Nevertheless, it is an enchanting work in which ambiguity- when not provoking the lapses of readerly faith I mentioned above- is elevated to the magical level of Symbolist suggestiveness (Munch is another slightly understated presence). It asks what a "literature of North" might be, and speculates as to whether the quintessentially "Northern" work would be able to engage with any straightforward form of realism. "North" has, from Mary Shelley through Virginia Woolf and through to the present day with Christopher Nolan's Insomnia (2002), been used in the figuration of extreme epistemological uncertainty. Setting a work within the Arctic Circle means that the traditional novelistic or cinematic time markers- darkness and light- become redundant in the seasonal absence of their inverses. Woolf's To the Lighthouse presents its characters as gradually slipping from the social map into either death or abstraction and the novel's "real world" setting- the Isle of Skye- is clearly strategically selected to contribute to this effect.

Genre fiction also plays with this idea of North. The Island of Sheep, the concluding novel in John Buchan's Richard Hannay cycle, presents the "Norlands" (presumably the Faroes or, at a push, Spitzbergen) as a place beyond the law in which ancient blood feuds still count. For M.R. James, the forests of Sweden were where one could go to awaken an ancient malevolence (see "Count Magnus", one of James' bleakest little numbers).

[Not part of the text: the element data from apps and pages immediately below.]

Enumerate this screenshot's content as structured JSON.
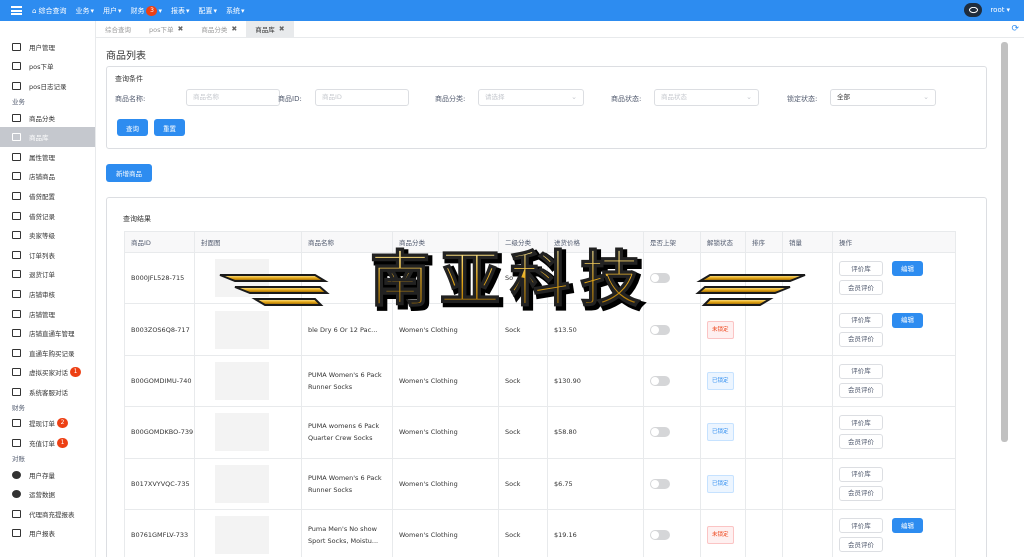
{
  "topbar": {
    "nav": [
      {
        "label": "综合查询",
        "badge": null
      },
      {
        "label": "业务",
        "badge": null
      },
      {
        "label": "用户",
        "badge": null
      },
      {
        "label": "财务",
        "badge": "3"
      },
      {
        "label": "报表",
        "badge": null
      },
      {
        "label": "配置",
        "badge": null
      },
      {
        "label": "系统",
        "badge": null
      }
    ],
    "user": "root"
  },
  "sidebar": {
    "items": [
      {
        "label": "用户管理",
        "icon": "document-icon"
      },
      {
        "label": "pos下单",
        "icon": "book-icon"
      },
      {
        "label": "pos日志记录",
        "icon": "book-icon"
      },
      {
        "group": "业务"
      },
      {
        "label": "商品分类",
        "icon": "laptop-icon"
      },
      {
        "label": "商品库",
        "icon": "laptop-icon",
        "active": true
      },
      {
        "label": "属性管理",
        "icon": "book-icon"
      },
      {
        "label": "店铺商品",
        "icon": "book-icon"
      },
      {
        "label": "借贷配置",
        "icon": "book-icon"
      },
      {
        "label": "借贷记录",
        "icon": "book-icon"
      },
      {
        "label": "卖家等级",
        "icon": "list-icon"
      },
      {
        "label": "订单列表",
        "icon": "order-icon"
      },
      {
        "label": "退货订单",
        "icon": "order-icon"
      },
      {
        "label": "店铺审核",
        "icon": "card-icon"
      },
      {
        "label": "店铺管理",
        "icon": "card-icon"
      },
      {
        "label": "店铺直通车管理",
        "icon": "card-icon"
      },
      {
        "label": "直通车购买记录",
        "icon": "card-icon"
      },
      {
        "label": "虚拟买家对话",
        "icon": "card-icon",
        "badge": "1"
      },
      {
        "label": "系统客服对话",
        "icon": "card-icon"
      },
      {
        "group": "财务"
      },
      {
        "label": "提现订单",
        "icon": "card-icon",
        "badge": "2"
      },
      {
        "label": "充值订单",
        "icon": "card-icon",
        "badge": "1"
      },
      {
        "group": "对账"
      },
      {
        "label": "用户存量",
        "icon": "pie-icon"
      },
      {
        "label": "运营数据",
        "icon": "pie-icon"
      },
      {
        "label": "代理商充提报表",
        "icon": "org-icon"
      },
      {
        "label": "用户报表",
        "icon": "card-icon"
      }
    ]
  },
  "tabs": [
    {
      "label": "综合查询",
      "closable": false
    },
    {
      "label": "pos下单",
      "closable": true
    },
    {
      "label": "商品分类",
      "closable": true
    },
    {
      "label": "商品库",
      "closable": true,
      "active": true
    }
  ],
  "page": {
    "title": "商品列表"
  },
  "query": {
    "title": "查询条件",
    "fields": [
      {
        "label": "商品名称:",
        "placeholder": "商品名称"
      },
      {
        "label": "商品ID:",
        "placeholder": "商品ID"
      },
      {
        "label": "商品分类:",
        "placeholder": "请选择"
      },
      {
        "label": "商品状态:",
        "placeholder": "商品状态"
      },
      {
        "label": "锁定状态:",
        "value": "全部"
      }
    ],
    "search_label": "查询",
    "reset_label": "重置"
  },
  "add_button": "新增商品",
  "results": {
    "title": "查询结果",
    "columns": [
      "商品ID",
      "封面图",
      "商品名称",
      "商品分类",
      "二级分类",
      "进货价格",
      "是否上架",
      "解锁状态",
      "排序",
      "销量",
      "操作"
    ],
    "rows": [
      {
        "id": "B000JFL528-715",
        "name": "Dry",
        "category": "",
        "subcategory": "So",
        "price": "",
        "lock": "",
        "ops": [
          "评价库",
          "编辑",
          "会员评价"
        ]
      },
      {
        "id": "B003ZOS6Q8-717",
        "name": "ble Dry 6 Or 12 Pac...",
        "category": "Women's Clothing",
        "subcategory": "Sock",
        "price": "$13.50",
        "lock": "未锁定",
        "ops": [
          "评价库",
          "编辑",
          "会员评价"
        ]
      },
      {
        "id": "B00GOMDIMU-740",
        "name": "PUMA Women's 6 Pack Runner Socks",
        "category": "Women's Clothing",
        "subcategory": "Sock",
        "price": "$130.90",
        "lock": "已锁定",
        "ops": [
          "评价库",
          "会员评价"
        ]
      },
      {
        "id": "B00GOMDKBO-739",
        "name": "PUMA womens 6 Pack Quarter Crew Socks",
        "category": "Women's Clothing",
        "subcategory": "Sock",
        "price": "$58.80",
        "lock": "已锁定",
        "ops": [
          "评价库",
          "会员评价"
        ]
      },
      {
        "id": "B017XVYVQC-735",
        "name": "PUMA Women's 6 Pack Runner Socks",
        "category": "Women's Clothing",
        "subcategory": "Sock",
        "price": "$6.75",
        "lock": "已锁定",
        "ops": [
          "评价库",
          "会员评价"
        ]
      },
      {
        "id": "B0761GMFLV-733",
        "name": "Puma Men's No show Sport Socks, Moistu...",
        "category": "Women's Clothing",
        "subcategory": "Sock",
        "price": "$19.16",
        "lock": "未锁定",
        "ops": [
          "评价库",
          "编辑",
          "会员评价"
        ]
      }
    ]
  },
  "watermark": {
    "text": "南亚科技"
  },
  "colors": {
    "primary": "#2d8cf0",
    "danger": "#ed4014",
    "watermark_gold": "#e6a817"
  }
}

Last week I came across a novel which resolved many of my PhD issues- the representability of war, and the representation of loss as space- with Davidson's theme. Eric Linklater's The Dark of Summer ranges from the Faroes to Alamein, but is spiritually anchored to the various groups of islands off Scotland and Scandinavia. Its narrative engine (which is in some ways a MacGuffin) is driven by a plot supposedly operating under the aegis of Vidkun Quisling (Hitler's puppet leader in Norway) to ferment rebellion along the length of the Atlantic fringe and bring the Bretons, the Irish, the Hebrideans, Orcadians, Shetlanders and Faroese to the Axis cause. This is intercut- in a manner slightly reminiscent of W.G. Sebald- with the story of an 18th century feud between Shetland landowners, a descendant of whom is Quisling's ear in Lerwick and whose daughter eventually marries the spycatcher narrator.

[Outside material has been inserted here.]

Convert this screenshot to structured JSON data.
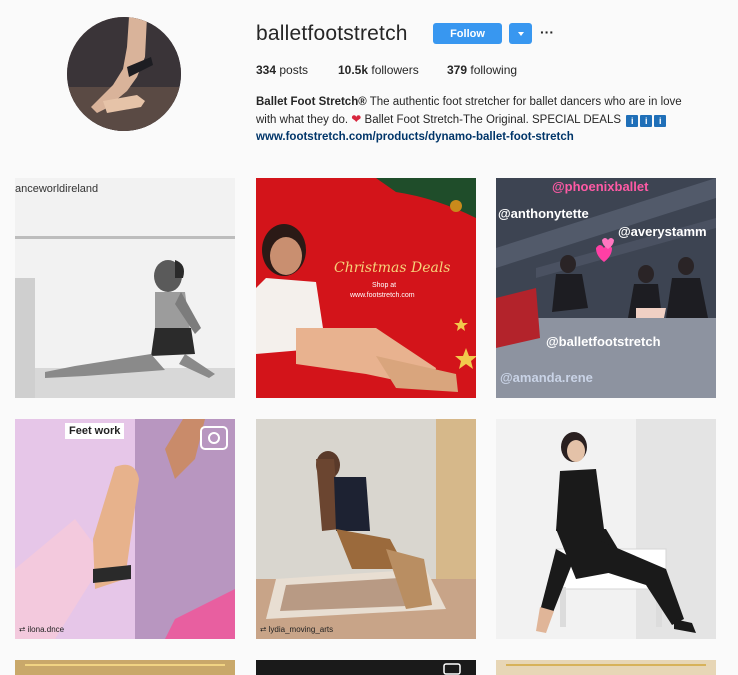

Where The Dark of Summer corroborates Davidson's thesis is in its understatedness. Plot events are frequently played "off screen", such as in the case of the summary execution of the narrator's brother at Dunkirk which is never directly represented but always imagined. When this is not the case- such as when the narrator discovers a spy frozen to death in the outhouse of a shady Faroese poet- there is an absence of histrionics. The reader is constantly reminded that the narrator, like the protagonist of Insomnia, is operating in an exhausted condition at the absolute limit of his mental and physical faculties. Moreover, there is an ill-masked cynicism towards the postwar world which does not appear to be entirely confined to the narrator: this, in a way, is a novel about tiredness. One does not locate any centre other than a half-objectified "North" whose physical properties, as in Woolf, oscillate between tangible at-handness and ethereality. The novel is fascinated with both cultural and biological memory, with racial generalisation and with the preservability of historical identities: tellingly, it begins with the discovery of a 200 year-old corpse in a peat bog.

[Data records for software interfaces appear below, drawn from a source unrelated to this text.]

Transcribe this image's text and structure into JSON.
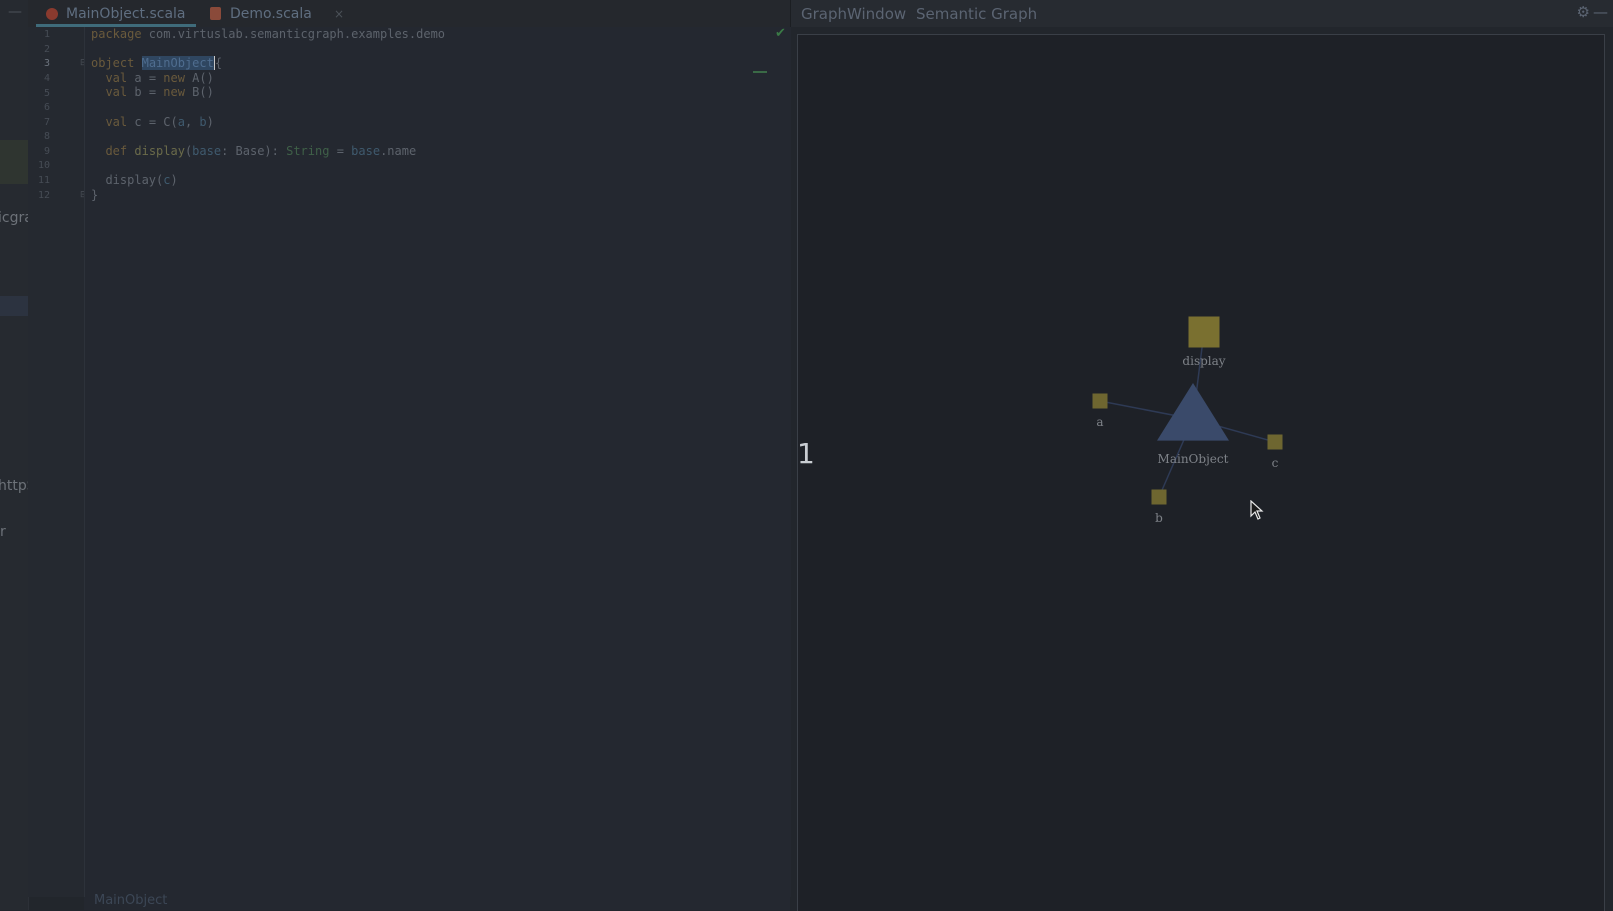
{
  "left_strip": {
    "fragments": [
      "icgra",
      "httpS",
      "r"
    ]
  },
  "editor": {
    "tabs": [
      {
        "label": "MainObject.scala",
        "active": true
      },
      {
        "label": "Demo.scala",
        "active": false
      }
    ],
    "line_numbers": [
      "1",
      "2",
      "3",
      "4",
      "5",
      "6",
      "7",
      "8",
      "9",
      "10",
      "11",
      "12"
    ],
    "current_line": "3",
    "code": {
      "l1_kw": "package",
      "l1_rest": " com.virtuslab.semanticgraph.examples.demo",
      "l3_kw": "object",
      "l3_name": "MainObject",
      "l3_brace": "{",
      "l4_kw": "val",
      "l4_mid": " a = ",
      "l4_new": "new",
      "l4_rest": " A()",
      "l5_kw": "val",
      "l5_mid": " b = ",
      "l5_new": "new",
      "l5_rest": " B()",
      "l7_kw": "val",
      "l7_mid": " c = C(",
      "l7_a": "a",
      "l7_sep": ", ",
      "l7_b": "b",
      "l7_end": ")",
      "l9_kw": "def",
      "l9_fn": " display",
      "l9_p1": "(",
      "l9_param": "base",
      "l9_p2": ": Base): ",
      "l9_type": "String",
      "l9_eq": " = ",
      "l9_ref": "base",
      "l9_end": ".name",
      "l11_fn": "display",
      "l11_p1": "(",
      "l11_arg": "c",
      "l11_p2": ")",
      "l12": "}"
    },
    "status_breadcrumb": "MainObject",
    "check_icon": "checkmark-icon"
  },
  "graph_window": {
    "title": "GraphWindow",
    "tab": "Semantic Graph",
    "zoom_index": "1",
    "gear_icon": "gear-icon",
    "minimize_icon": "minimize-icon",
    "nodes": [
      {
        "id": "MainObject",
        "label": "MainObject",
        "kind": "object",
        "color": "#3a4a6a"
      },
      {
        "id": "display",
        "label": "display",
        "kind": "method",
        "color": "#7a7030"
      },
      {
        "id": "a",
        "label": "a",
        "kind": "value",
        "color": "#6e6630"
      },
      {
        "id": "b",
        "label": "b",
        "kind": "value",
        "color": "#6e6630"
      },
      {
        "id": "c",
        "label": "c",
        "kind": "value",
        "color": "#6e6630"
      }
    ],
    "edges": [
      {
        "from": "MainObject",
        "to": "display"
      },
      {
        "from": "MainObject",
        "to": "a"
      },
      {
        "from": "MainObject",
        "to": "b"
      },
      {
        "from": "MainObject",
        "to": "c"
      }
    ]
  }
}
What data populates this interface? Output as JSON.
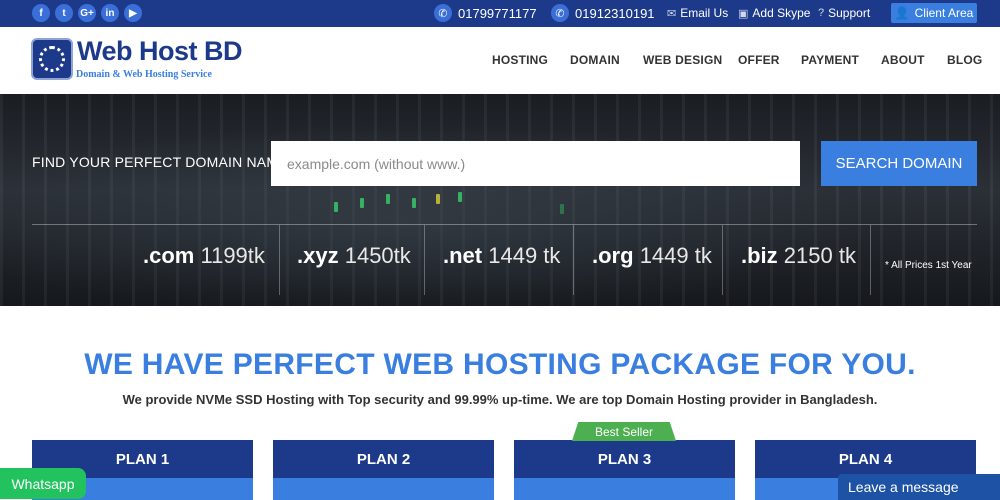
{
  "topbar": {
    "social": [
      {
        "icon": "facebook-icon",
        "glyph": "f"
      },
      {
        "icon": "twitter-icon",
        "glyph": "t"
      },
      {
        "icon": "google-plus-icon",
        "glyph": "G+"
      },
      {
        "icon": "linkedin-icon",
        "glyph": "in"
      },
      {
        "icon": "youtube-icon",
        "glyph": "▶"
      }
    ],
    "phone1": "01799771177",
    "phone2": "01912310191",
    "email_label": "Email Us",
    "skype_label": "Add Skype",
    "support_label": "Support",
    "client_label": "Client Area"
  },
  "nav": {
    "logo_title": "Web Host BD",
    "logo_sub": "Domain & Web Hosting Service",
    "menu": [
      "HOSTING",
      "DOMAIN",
      "WEB DESIGN",
      "OFFER",
      "PAYMENT",
      "ABOUT",
      "BLOG"
    ]
  },
  "hero": {
    "find_label": "FIND YOUR PERFECT DOMAIN NAME:",
    "search_placeholder": "example.com (without www.)",
    "search_button": "SEARCH DOMAIN",
    "tlds": [
      {
        "ext": ".com",
        "price": "1199tk"
      },
      {
        "ext": ".xyz",
        "price": "1450tk"
      },
      {
        "ext": ".net",
        "price": "1449 tk"
      },
      {
        "ext": ".org",
        "price": "1449 tk"
      },
      {
        "ext": ".biz",
        "price": "2150 tk"
      }
    ],
    "note": "* All Prices 1st Year"
  },
  "section": {
    "headline": "WE HAVE PERFECT WEB HOSTING PACKAGE FOR YOU.",
    "subline": "We provide NVMe SSD Hosting with Top security and 99.99% up-time. We are top Domain Hosting provider in Bangladesh.",
    "plans": [
      "PLAN 1",
      "PLAN 2",
      "PLAN 3",
      "PLAN 4"
    ],
    "best_seller": "Best Seller"
  },
  "widgets": {
    "whatsapp": "Whatsapp",
    "leave_message": "Leave a message"
  },
  "colors": {
    "navy": "#1d3a8a",
    "accent": "#3a7fe0",
    "green": "#4caf50"
  }
}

The Dark of Summer, in other words, attempts to sketch notes that differentiate essences from the mythologised absolutes of historical identity. In doing so, it predates the "historiographic metafiction" of Sebald, Ishiguro, Ondaatje et al which has been somewhat predominant in defining the recent literary scene. This alone makes it worth investigation, but it also offers a key to understanding (anglophone) imaginings of North which is in many ways indispensable. It probably belongs somewhere between Louis Macneice's I Crossed the Minch and Erskine Childers' The Riddle of the Sands on the bookshelf and so may be worth reading purely on the basis of the company it keeps.